**EXERCISE:** The answer must be an exact copy of every entry, with no pictures in it.

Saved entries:
+ + + + +
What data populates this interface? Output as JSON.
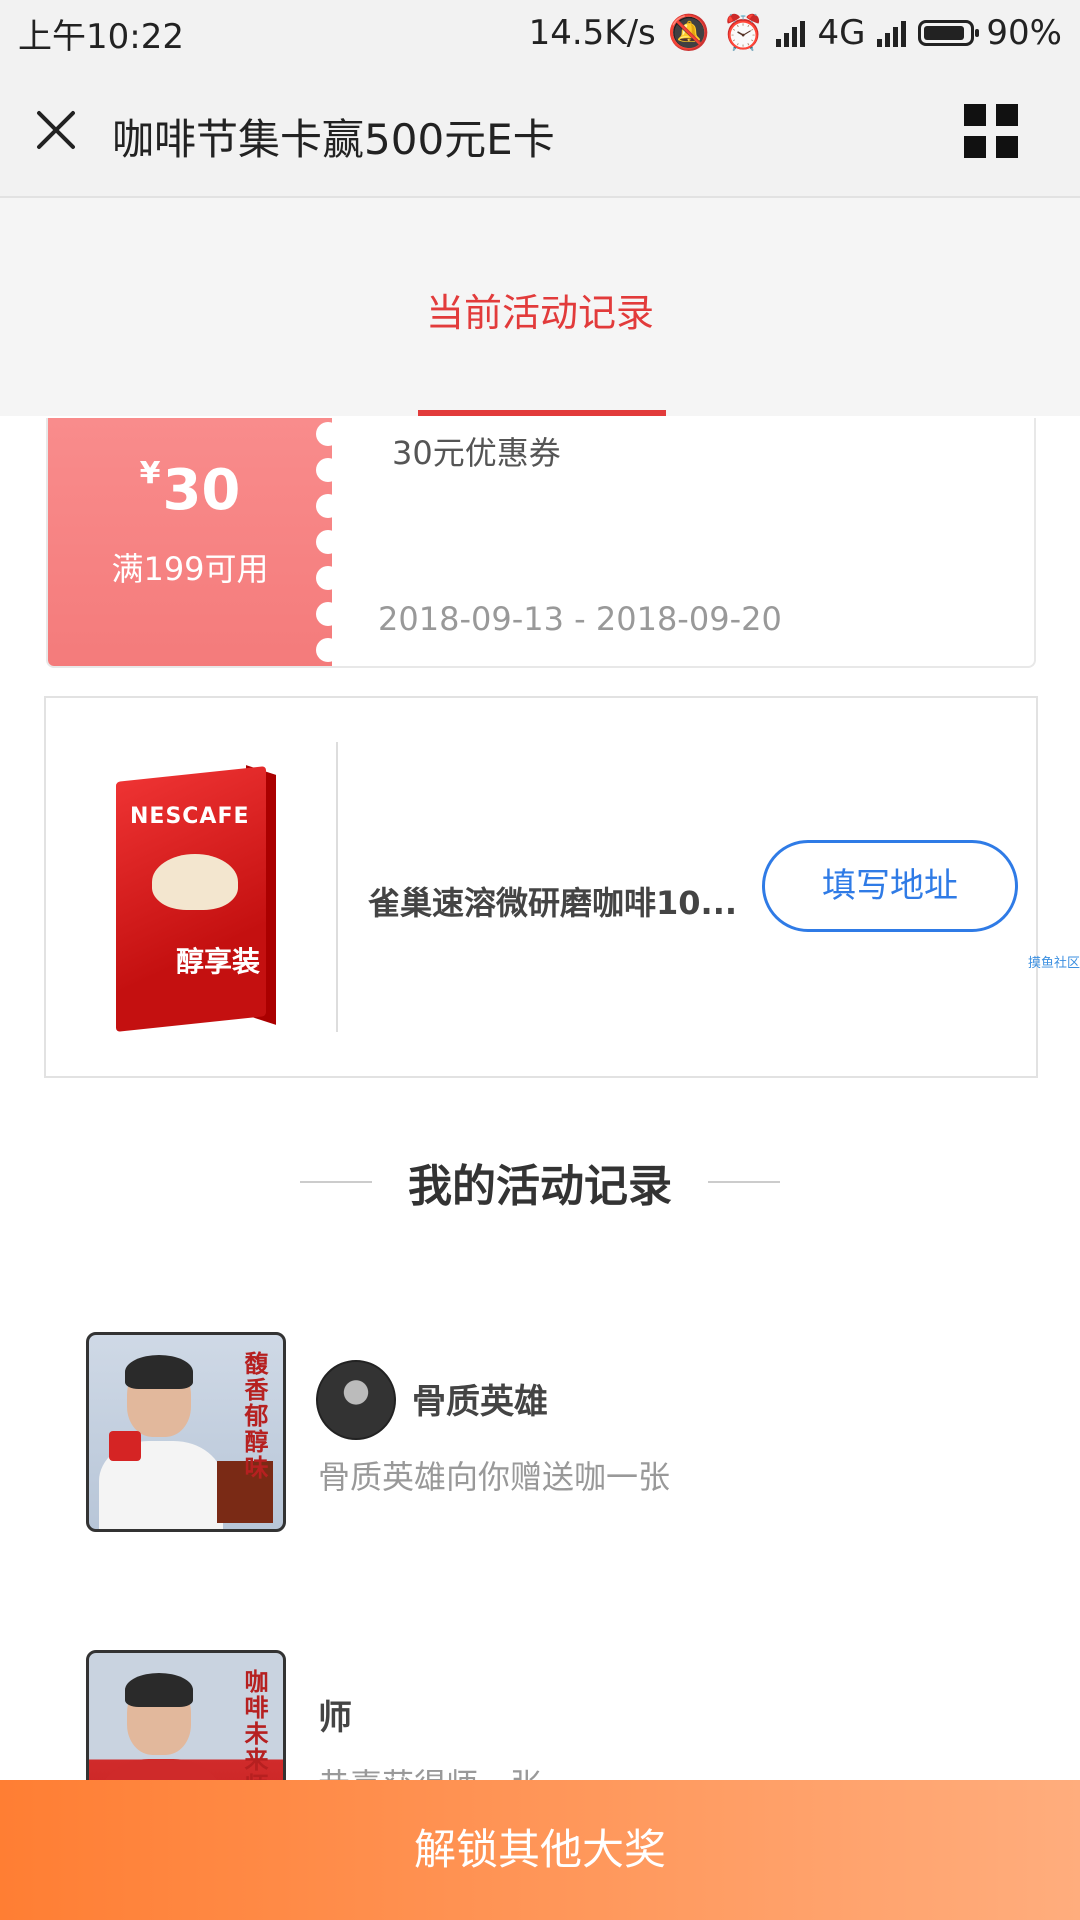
{
  "status_bar": {
    "time": "上午10:22",
    "net_speed": "14.5K/s",
    "network": "4G",
    "battery": "90%"
  },
  "header": {
    "title": "咖啡节集卡赢500元E卡"
  },
  "tabs": {
    "active_label": "当前活动记录"
  },
  "coupon": {
    "currency": "¥",
    "amount": "30",
    "condition": "满199可用",
    "title": "30元优惠券",
    "date_range": "2018-09-13 - 2018-09-20"
  },
  "product": {
    "name": "雀巢速溶微研磨咖啡10...",
    "button_label": "填写地址",
    "box_brand": "NESCAFE",
    "box_label": "醇享装"
  },
  "watermark": "摸鱼社区",
  "records": {
    "section_title": "我的活动记录",
    "items": [
      {
        "card_text": "馥香郁醇味",
        "name": "骨质英雄",
        "desc": "骨质英雄向你赠送咖一张"
      },
      {
        "card_text": "咖啡未来师",
        "name": "师",
        "desc": "恭喜获得师一张"
      }
    ]
  },
  "bottom": {
    "button_label": "解锁其他大奖"
  },
  "colors": {
    "accent_red": "#e23b3b",
    "coupon_pink": "#f98c8c",
    "link_blue": "#2f7be6",
    "bottom_orange": "#ff7e33"
  }
}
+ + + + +
**SOLUTION FOR THIS TASK:**
What data populates this interface? Output as JSON.
{
  "status_bar": {
    "time": "上午10:22",
    "net_speed": "14.5K/s",
    "network": "4G",
    "battery": "90%"
  },
  "header": {
    "title": "咖啡节集卡赢500元E卡"
  },
  "tabs": {
    "active_label": "当前活动记录"
  },
  "coupon": {
    "currency": "¥",
    "amount": "30",
    "condition": "满199可用",
    "title": "30元优惠券",
    "date_range": "2018-09-13 - 2018-09-20"
  },
  "product": {
    "name": "雀巢速溶微研磨咖啡10...",
    "button_label": "填写地址",
    "box_brand": "NESCAFE",
    "box_label": "醇享装"
  },
  "watermark": "摸鱼社区",
  "records": {
    "section_title": "我的活动记录",
    "items": [
      {
        "card_text": "馥香郁醇味",
        "name": "骨质英雄",
        "desc": "骨质英雄向你赠送咖一张"
      },
      {
        "card_text": "咖啡未来师",
        "name": "师",
        "desc": "恭喜获得师一张"
      }
    ]
  },
  "bottom": {
    "button_label": "解锁其他大奖"
  },
  "colors": {
    "accent_red": "#e23b3b",
    "coupon_pink": "#f98c8c",
    "link_blue": "#2f7be6",
    "bottom_orange": "#ff7e33"
  }
}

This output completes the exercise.